Ion Popa is an Honorary Research Fellow of the Centre for Jewish Studies, University of Manchester, UK. He received his MA (2009) and PhD (2014) from the University of Manchester, and over the years has been the recipient of several prestigious fellowships and awards, amongst them: the Fortunoff Research Fellowship at the Vienna Wiesenthal Institute for Holocaust Studies (2019), the Odobleja Fellowship at New Europe College, Bucharest (2018-2019), the Saul Kagan Claims Conference Advanced Shoah Studies Doctoral (2010-2012) and Postdoctoral (2016-2018) Fellowships, New York, the DRS Postdoctoral Fellowship at Freie Universität, Berlin (2015-2016), the Yad Vashem Postdoctoral Fellowship (2014-2015) Jerusalem, and the Tziporah Wiesel Fellowship at the Centre for Advanced Holocaust Studies, United States Holocaust Memorial Museum, Washington DC (2013). Dr. Popa is the author of The Romanian Orthodox Church and the Holocaust (Indiana University Press, 2017), which was awarded the Yad Vashem 2018 Book Prize for Holocaust Research. He is a specialist on Modern/Contemporary European History, with a focus on the Holocaust, religion and politics, and inter-ethnic/inter-religious relations, with a particular attention to Jewish-Christian relations.
The Holy War: Churches’ Counter-Secularism and the Destruction of European Jewry
Orthodoxy, Romanianism and the Quintessential Alien: Romania, Its Jews, and the Role of the Orthodox Church in the Royal and Ion Antonescu Dictatorships
Most of the current historiography of the interwar period overlooks the heavy role played by the Romanian Orthodox Church in general and by Patriarch Miron Cristea in particular in the politics of the country.

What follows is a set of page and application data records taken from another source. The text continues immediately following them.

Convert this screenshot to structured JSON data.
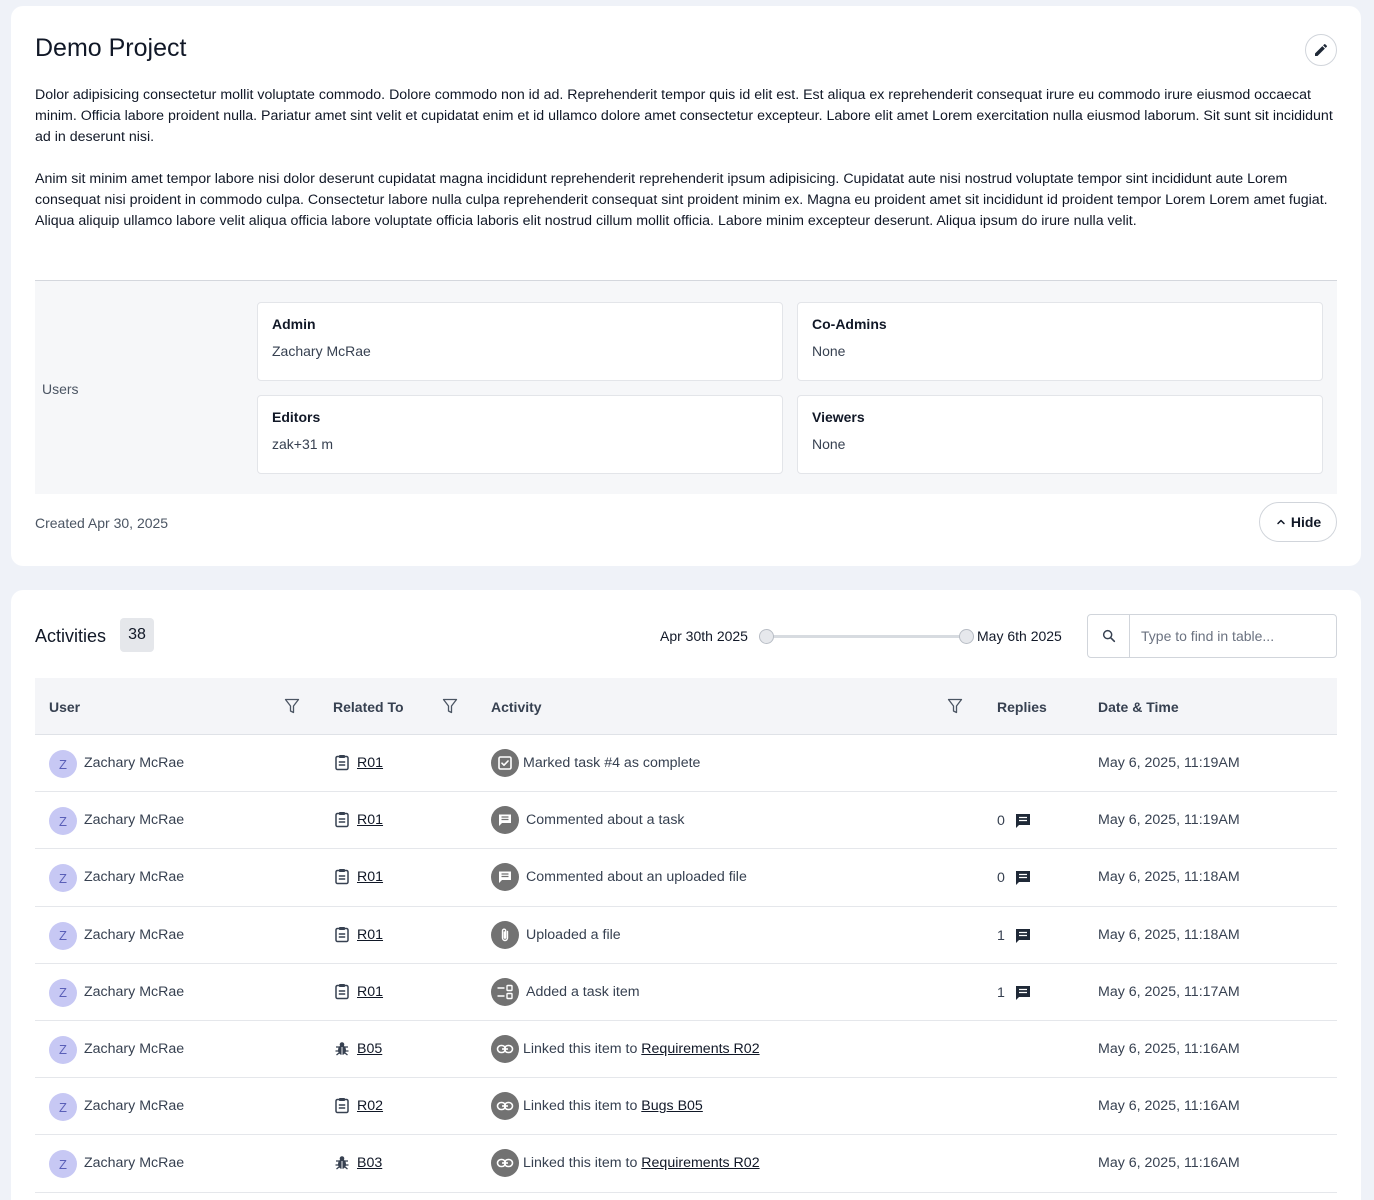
{
  "project": {
    "title": "Demo Project",
    "description": [
      "Dolor adipisicing consectetur mollit voluptate commodo. Dolore commodo non id ad. Reprehenderit tempor quis id elit est. Est aliqua ex reprehenderit consequat irure eu commodo irure eiusmod occaecat minim. Officia labore proident nulla. Pariatur amet sint velit et cupidatat enim et id ullamco dolore amet consectetur excepteur. Labore elit amet Lorem exercitation nulla eiusmod laborum. Sit sunt sit incididunt ad in deserunt nisi.",
      "Anim sit minim amet tempor labore nisi dolor deserunt cupidatat magna incididunt reprehenderit reprehenderit ipsum adipisicing. Cupidatat aute nisi nostrud voluptate tempor sint incididunt aute Lorem consequat nisi proident in commodo culpa. Consectetur labore nulla culpa reprehenderit consequat sint proident minim ex. Magna eu proident amet sit incididunt id proident tempor Lorem Lorem amet fugiat. Aliqua aliquip ullamco labore velit aliqua officia labore voluptate officia laboris elit nostrud cillum mollit officia. Labore minim excepteur deserunt. Aliqua ipsum do irure nulla velit."
    ],
    "users_label": "Users",
    "roles": {
      "admin": {
        "title": "Admin",
        "value": "Zachary McRae"
      },
      "co_admins": {
        "title": "Co-Admins",
        "value": "None"
      },
      "editors": {
        "title": "Editors",
        "value": "zak+31 m"
      },
      "viewers": {
        "title": "Viewers",
        "value": "None"
      }
    },
    "created": "Created Apr 30, 2025",
    "hide_label": "Hide"
  },
  "activities": {
    "title": "Activities",
    "count": "38",
    "range_start": "Apr 30th 2025",
    "range_end": "May 6th 2025",
    "search_placeholder": "Type to find in table...",
    "columns": {
      "user": "User",
      "related": "Related To",
      "activity": "Activity",
      "replies": "Replies",
      "date": "Date & Time"
    },
    "rows": [
      {
        "avatar": "Z",
        "user": "Zachary McRae",
        "related_icon": "clipboard-icon",
        "related": "R01",
        "activity_icon": "checkbox-icon",
        "activity": "Marked task #4 as complete",
        "link": "",
        "replies": "",
        "date": "May 6, 2025, 11:19AM"
      },
      {
        "avatar": "Z",
        "user": "Zachary McRae",
        "related_icon": "clipboard-icon",
        "related": "R01",
        "activity_icon": "comment-icon",
        "activity": "Commented about a task",
        "link": "",
        "replies": "0",
        "date": "May 6, 2025, 11:19AM"
      },
      {
        "avatar": "Z",
        "user": "Zachary McRae",
        "related_icon": "clipboard-icon",
        "related": "R01",
        "activity_icon": "comment-icon",
        "activity": "Commented about an uploaded file",
        "link": "",
        "replies": "0",
        "date": "May 6, 2025, 11:18AM"
      },
      {
        "avatar": "Z",
        "user": "Zachary McRae",
        "related_icon": "clipboard-icon",
        "related": "R01",
        "activity_icon": "paperclip-icon",
        "activity": "Uploaded a file",
        "link": "",
        "replies": "1",
        "date": "May 6, 2025, 11:18AM"
      },
      {
        "avatar": "Z",
        "user": "Zachary McRae",
        "related_icon": "clipboard-icon",
        "related": "R01",
        "activity_icon": "task-list-icon",
        "activity": "Added a task item",
        "link": "",
        "replies": "1",
        "date": "May 6, 2025, 11:17AM"
      },
      {
        "avatar": "Z",
        "user": "Zachary McRae",
        "related_icon": "bug-icon",
        "related": "B05",
        "activity_icon": "link-icon",
        "activity": "Linked this item to ",
        "link": "Requirements R02",
        "replies": "",
        "date": "May 6, 2025, 11:16AM"
      },
      {
        "avatar": "Z",
        "user": "Zachary McRae",
        "related_icon": "clipboard-icon",
        "related": "R02",
        "activity_icon": "link-icon",
        "activity": "Linked this item to ",
        "link": "Bugs B05",
        "replies": "",
        "date": "May 6, 2025, 11:16AM"
      },
      {
        "avatar": "Z",
        "user": "Zachary McRae",
        "related_icon": "bug-icon",
        "related": "B03",
        "activity_icon": "link-icon",
        "activity": "Linked this item to ",
        "link": "Requirements R02",
        "replies": "",
        "date": "May 6, 2025, 11:16AM"
      }
    ]
  }
}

While research by Rebecca Haynes, Paul Shapiro, Mirel Banică, Lucian Leuștean, Ionuț Biliuță, Roland Clark and others has shown the links between the Church and extremist movements such as the Iron Guard or the National Christian Defence League, we still lack a comprehensive analysis of the ways in which Miron Cristea became prime-minister of Romania in February 1938. This project aims to investigate more closely organisations such as the Antirevisionist League and its role in coagulating and promoting, after 1934, the political role of the Church; Patriarch Cristea and other members of the Holy Synod were actively involved with the League. Other influent members became ministers in various governments from 1937 to 1944 and they often reported back to Orthodox leaders their plans and achievements. This project explores the ways in which the Romanian Orthodox Church increased its political prestige during the 1930s, including the ecumenical relations developed in the region and across Europe. It also examines Cristea’s and the Church’s decisive part in legitimising the Royal and the Ion Antonescu dictatorships and analyses their contribution to setting up and shaping the policies against Jews.